_What is being asked_. The whole listing, except its pictures, is to be repeated exactly.

_Records for this exercise_.

......

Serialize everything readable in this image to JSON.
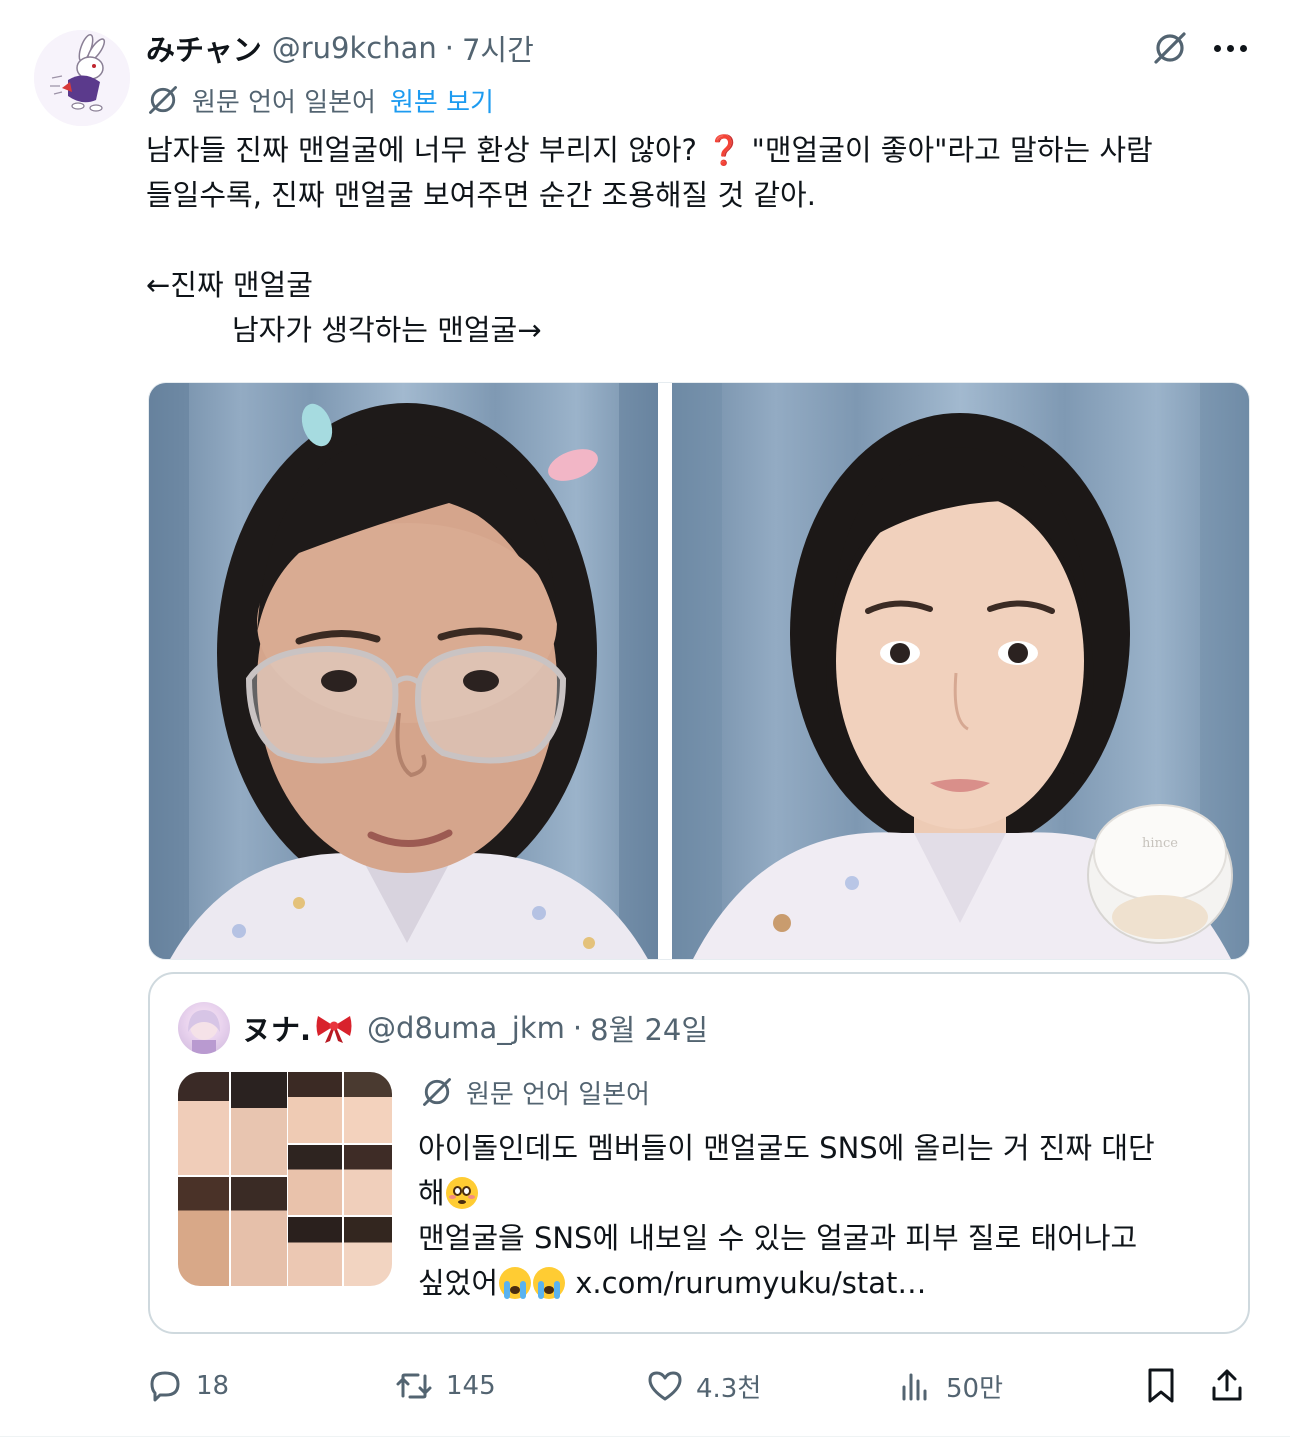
{
  "tweet": {
    "author": {
      "display_name": "みチャン",
      "handle": "@ru9kchan",
      "time": "7시간",
      "avatar_icon": "white-rabbit-avatar"
    },
    "translation": {
      "label": "원문 언어 일본어",
      "show_original": "원본 보기"
    },
    "text_lines": [
      "남자들 진짜 맨얼굴에 너무 환상 부리지 않아?",
      "\"맨얼굴이 좋아\"라고 말하는 사람",
      "들일수록, 진짜 맨얼굴 보여주면 순간 조용해질 것 같아.",
      "←진짜 맨얼굴",
      "남자가 생각하는 맨얼굴→"
    ],
    "question_emoji": "❓",
    "media": [
      {
        "name": "photo-real-bare-face"
      },
      {
        "name": "photo-imagined-bare-face",
        "product_label": "hince"
      }
    ]
  },
  "quote": {
    "display_name": "ヌナ.",
    "name_emoji_icon": "ribbon-icon",
    "handle": "@d8uma_jkm",
    "date": "8월 24일",
    "translation_label": "원문 언어 일본어",
    "text_lines": [
      "아이돌인데도 멤버들이 맨얼굴도 SNS에 올리는 거 진짜 대단",
      "해",
      "맨얼굴을 SNS에 내보일 수 있는 얼굴과 피부 질로 태어나고",
      "싶었어",
      "x.com/rurumyuku/stat…"
    ]
  },
  "actions": {
    "reply": {
      "icon": "reply-icon",
      "count": "18"
    },
    "retweet": {
      "icon": "retweet-icon",
      "count": "145"
    },
    "like": {
      "icon": "heart-icon",
      "count": "4.3천"
    },
    "views": {
      "icon": "views-icon",
      "count": "50만"
    },
    "bookmark": {
      "icon": "bookmark-icon"
    },
    "share": {
      "icon": "share-icon"
    }
  },
  "colors": {
    "text": "#0f1419",
    "secondary": "#536471",
    "link": "#1d9bf0",
    "border": "#cfd9de"
  }
}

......

_Exercise output_.
Serialize everything readable in this image to JSON.
{
  "tweet": {
    "author": {
      "display_name": "みチャン",
      "handle": "@ru9kchan",
      "time": "7시간",
      "avatar_icon": "white-rabbit-avatar"
    },
    "translation": {
      "label": "원문 언어 일본어",
      "show_original": "원본 보기"
    },
    "text_lines": [
      "남자들 진짜 맨얼굴에 너무 환상 부리지 않아?",
      "\"맨얼굴이 좋아\"라고 말하는 사람",
      "들일수록, 진짜 맨얼굴 보여주면 순간 조용해질 것 같아.",
      "←진짜 맨얼굴",
      "남자가 생각하는 맨얼굴→"
    ],
    "question_emoji": "❓",
    "media": [
      {
        "name": "photo-real-bare-face"
      },
      {
        "name": "photo-imagined-bare-face",
        "product_label": "hince"
      }
    ]
  },
  "quote": {
    "display_name": "ヌナ.",
    "name_emoji_icon": "ribbon-icon",
    "handle": "@d8uma_jkm",
    "date": "8월 24일",
    "translation_label": "원문 언어 일본어",
    "text_lines": [
      "아이돌인데도 멤버들이 맨얼굴도 SNS에 올리는 거 진짜 대단",
      "해",
      "맨얼굴을 SNS에 내보일 수 있는 얼굴과 피부 질로 태어나고",
      "싶었어",
      "x.com/rurumyuku/stat…"
    ]
  },
  "actions": {
    "reply": {
      "icon": "reply-icon",
      "count": "18"
    },
    "retweet": {
      "icon": "retweet-icon",
      "count": "145"
    },
    "like": {
      "icon": "heart-icon",
      "count": "4.3천"
    },
    "views": {
      "icon": "views-icon",
      "count": "50만"
    },
    "bookmark": {
      "icon": "bookmark-icon"
    },
    "share": {
      "icon": "share-icon"
    }
  },
  "colors": {
    "text": "#0f1419",
    "secondary": "#536471",
    "link": "#1d9bf0",
    "border": "#cfd9de"
  }
}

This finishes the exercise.